"There’s nothing like walking out in the morning and plucking a ripe strawberry!" Porch remarked.

   

While some wildlife, like this opossum, will enjoy what tiny fruit is provided by trees like this pear, the fact that it has reverted back to is rootstock means it should be cut from the home orchard.

 

Porch answered many questions including why a pear tree which had been producing well for years, would suddenly have one-half appearing to have reverted to a "Bradford Pear" type. After questioning and learning the "new" portion of the tree had huge thorns, Porch said the tree had likely been injured in some fashion and had reverted back to the form of the original root stock on which it had been grafted. He said the thorns were a giveaway the root stock was now the primary fruit bearer of tiny fruits enjoyed by wildlife, but useless for the home gardener.

While some crops are "officially listed" as not doing well in your specific area, there are exceptions, especially with older heirloom varieties or older plants that have existed for years. Where you’re located (on a hill, mountain or valley) may have a big impact on whether any one particular type of fruit will do well in your area. That’s another reason to talk to your neighbors and others in your home county, Porch added.

"If you spend money on plants and then invest your time, you want to give that plant as much of a future as possible. Planting the right plants to begin with for your area, for your time abilities and for your needs just makes common sense," Porch explained.

For more information, visit www.aces.edu or contact your local Extension service office.

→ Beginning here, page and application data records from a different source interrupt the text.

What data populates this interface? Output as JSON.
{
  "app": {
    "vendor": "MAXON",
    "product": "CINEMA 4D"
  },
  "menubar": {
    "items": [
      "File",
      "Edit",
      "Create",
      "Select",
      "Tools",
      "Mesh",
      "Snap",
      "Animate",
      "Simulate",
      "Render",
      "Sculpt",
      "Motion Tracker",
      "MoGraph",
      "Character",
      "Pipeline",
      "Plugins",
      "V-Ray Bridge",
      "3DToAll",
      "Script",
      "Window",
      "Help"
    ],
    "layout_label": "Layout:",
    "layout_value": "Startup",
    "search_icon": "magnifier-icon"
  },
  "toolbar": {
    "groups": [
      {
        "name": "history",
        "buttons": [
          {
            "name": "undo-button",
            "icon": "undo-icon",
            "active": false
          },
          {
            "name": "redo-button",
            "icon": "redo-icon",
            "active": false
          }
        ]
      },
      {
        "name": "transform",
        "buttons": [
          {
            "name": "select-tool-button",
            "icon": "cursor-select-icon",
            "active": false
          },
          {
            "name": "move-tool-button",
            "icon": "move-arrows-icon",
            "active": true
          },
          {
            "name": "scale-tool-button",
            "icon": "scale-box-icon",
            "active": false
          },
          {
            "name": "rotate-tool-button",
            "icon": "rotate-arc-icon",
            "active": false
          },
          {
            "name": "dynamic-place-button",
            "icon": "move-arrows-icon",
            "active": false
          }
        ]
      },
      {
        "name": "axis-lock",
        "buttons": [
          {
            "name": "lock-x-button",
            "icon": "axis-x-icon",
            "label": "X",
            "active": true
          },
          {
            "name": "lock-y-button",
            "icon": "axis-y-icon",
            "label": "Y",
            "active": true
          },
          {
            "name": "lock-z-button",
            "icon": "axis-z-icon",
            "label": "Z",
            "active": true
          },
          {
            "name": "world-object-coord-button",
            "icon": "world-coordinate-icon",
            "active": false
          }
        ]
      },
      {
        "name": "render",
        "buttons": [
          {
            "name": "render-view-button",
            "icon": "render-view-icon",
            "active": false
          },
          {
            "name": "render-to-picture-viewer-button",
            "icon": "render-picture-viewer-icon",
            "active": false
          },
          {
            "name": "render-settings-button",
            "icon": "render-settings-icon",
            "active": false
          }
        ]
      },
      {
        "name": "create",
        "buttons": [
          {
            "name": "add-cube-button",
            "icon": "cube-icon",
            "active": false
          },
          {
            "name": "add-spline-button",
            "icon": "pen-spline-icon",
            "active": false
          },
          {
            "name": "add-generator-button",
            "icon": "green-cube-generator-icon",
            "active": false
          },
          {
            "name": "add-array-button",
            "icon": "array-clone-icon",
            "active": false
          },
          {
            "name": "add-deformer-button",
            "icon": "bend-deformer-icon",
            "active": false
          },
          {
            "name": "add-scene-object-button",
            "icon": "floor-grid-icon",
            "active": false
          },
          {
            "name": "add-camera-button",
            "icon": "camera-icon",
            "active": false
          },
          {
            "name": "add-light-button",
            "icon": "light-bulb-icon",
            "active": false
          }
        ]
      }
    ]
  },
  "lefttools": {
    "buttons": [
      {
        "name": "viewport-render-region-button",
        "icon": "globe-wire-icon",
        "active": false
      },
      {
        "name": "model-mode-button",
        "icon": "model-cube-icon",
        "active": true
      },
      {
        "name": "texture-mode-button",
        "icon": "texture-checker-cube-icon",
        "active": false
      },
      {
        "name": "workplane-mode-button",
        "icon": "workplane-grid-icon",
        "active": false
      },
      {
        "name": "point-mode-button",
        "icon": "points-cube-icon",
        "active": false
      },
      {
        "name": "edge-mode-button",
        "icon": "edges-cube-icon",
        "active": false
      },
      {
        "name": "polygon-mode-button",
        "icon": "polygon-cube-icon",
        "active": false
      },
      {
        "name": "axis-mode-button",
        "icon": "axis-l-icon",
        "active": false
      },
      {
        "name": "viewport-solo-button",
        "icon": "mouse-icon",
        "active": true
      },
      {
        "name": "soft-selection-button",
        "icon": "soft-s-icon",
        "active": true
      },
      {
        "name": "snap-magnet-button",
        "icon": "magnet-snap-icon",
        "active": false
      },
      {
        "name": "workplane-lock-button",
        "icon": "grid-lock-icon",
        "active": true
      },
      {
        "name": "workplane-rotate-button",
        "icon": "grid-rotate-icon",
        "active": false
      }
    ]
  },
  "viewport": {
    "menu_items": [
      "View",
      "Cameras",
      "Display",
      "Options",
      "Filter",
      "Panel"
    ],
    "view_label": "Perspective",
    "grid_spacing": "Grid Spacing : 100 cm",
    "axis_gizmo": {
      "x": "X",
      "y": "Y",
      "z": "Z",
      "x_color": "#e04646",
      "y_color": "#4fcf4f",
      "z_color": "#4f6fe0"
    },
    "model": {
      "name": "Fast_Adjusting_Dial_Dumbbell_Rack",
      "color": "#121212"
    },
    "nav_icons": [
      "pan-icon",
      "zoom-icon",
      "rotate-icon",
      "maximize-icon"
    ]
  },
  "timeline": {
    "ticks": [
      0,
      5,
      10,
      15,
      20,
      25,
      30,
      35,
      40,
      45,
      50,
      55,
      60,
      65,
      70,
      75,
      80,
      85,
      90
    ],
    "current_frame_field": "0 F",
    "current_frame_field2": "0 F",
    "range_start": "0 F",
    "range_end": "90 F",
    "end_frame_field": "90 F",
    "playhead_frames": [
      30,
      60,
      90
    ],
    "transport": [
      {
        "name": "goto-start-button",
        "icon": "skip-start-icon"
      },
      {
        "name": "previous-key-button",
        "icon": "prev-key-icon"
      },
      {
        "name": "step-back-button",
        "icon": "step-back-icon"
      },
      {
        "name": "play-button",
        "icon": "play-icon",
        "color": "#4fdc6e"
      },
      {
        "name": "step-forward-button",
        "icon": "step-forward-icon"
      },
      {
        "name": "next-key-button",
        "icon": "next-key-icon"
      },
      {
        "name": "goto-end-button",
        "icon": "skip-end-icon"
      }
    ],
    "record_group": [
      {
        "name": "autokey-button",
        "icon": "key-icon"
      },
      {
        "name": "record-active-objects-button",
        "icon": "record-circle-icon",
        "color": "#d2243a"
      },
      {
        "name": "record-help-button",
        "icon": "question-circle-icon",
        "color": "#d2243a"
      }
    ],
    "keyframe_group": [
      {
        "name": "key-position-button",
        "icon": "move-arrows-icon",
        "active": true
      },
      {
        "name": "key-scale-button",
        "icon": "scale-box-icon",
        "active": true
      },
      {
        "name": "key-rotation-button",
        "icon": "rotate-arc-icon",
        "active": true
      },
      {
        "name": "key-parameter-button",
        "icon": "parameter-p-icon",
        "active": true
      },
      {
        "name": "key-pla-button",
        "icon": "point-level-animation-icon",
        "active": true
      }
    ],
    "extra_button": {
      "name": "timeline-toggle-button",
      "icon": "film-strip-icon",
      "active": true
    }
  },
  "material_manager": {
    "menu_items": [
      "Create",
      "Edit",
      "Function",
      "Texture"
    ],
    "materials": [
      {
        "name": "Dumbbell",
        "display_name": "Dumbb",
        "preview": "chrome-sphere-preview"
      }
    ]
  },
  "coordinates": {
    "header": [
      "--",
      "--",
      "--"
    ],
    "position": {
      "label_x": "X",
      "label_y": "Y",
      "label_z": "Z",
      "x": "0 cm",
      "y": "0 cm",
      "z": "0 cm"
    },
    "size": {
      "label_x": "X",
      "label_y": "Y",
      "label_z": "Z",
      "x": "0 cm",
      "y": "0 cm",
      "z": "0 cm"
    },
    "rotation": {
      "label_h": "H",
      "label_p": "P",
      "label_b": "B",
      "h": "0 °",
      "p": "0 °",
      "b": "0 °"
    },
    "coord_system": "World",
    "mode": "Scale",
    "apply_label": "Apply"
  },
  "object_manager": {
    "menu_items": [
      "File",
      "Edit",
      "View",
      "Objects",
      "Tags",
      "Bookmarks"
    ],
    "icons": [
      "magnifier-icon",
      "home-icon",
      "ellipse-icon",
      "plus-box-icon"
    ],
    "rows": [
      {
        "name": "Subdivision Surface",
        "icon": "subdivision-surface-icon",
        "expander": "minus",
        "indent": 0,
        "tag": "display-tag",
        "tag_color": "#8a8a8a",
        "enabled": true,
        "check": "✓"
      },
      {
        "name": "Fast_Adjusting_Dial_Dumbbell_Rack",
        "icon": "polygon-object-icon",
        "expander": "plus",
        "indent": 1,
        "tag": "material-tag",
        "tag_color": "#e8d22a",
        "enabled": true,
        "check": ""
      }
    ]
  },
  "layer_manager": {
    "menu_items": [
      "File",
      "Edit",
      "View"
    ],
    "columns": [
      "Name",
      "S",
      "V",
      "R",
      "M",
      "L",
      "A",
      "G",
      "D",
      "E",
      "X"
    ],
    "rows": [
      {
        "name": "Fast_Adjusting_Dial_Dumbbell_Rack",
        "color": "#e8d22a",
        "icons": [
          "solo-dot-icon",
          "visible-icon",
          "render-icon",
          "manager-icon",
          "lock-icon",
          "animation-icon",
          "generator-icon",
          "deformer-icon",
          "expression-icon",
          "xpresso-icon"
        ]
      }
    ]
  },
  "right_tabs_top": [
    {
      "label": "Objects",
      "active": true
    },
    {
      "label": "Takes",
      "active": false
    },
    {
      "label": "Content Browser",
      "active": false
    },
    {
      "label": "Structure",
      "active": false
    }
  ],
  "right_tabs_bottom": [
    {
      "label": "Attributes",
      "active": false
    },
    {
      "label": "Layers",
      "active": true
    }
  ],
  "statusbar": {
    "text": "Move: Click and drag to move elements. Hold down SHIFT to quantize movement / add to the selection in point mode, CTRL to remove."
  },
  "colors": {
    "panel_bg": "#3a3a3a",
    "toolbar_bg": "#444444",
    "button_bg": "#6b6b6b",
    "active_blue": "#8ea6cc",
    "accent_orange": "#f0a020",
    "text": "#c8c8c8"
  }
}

Suzy Lowry Geno is a freelance writer from Blount County. She can be reached through her website at www.suzysfarm.com.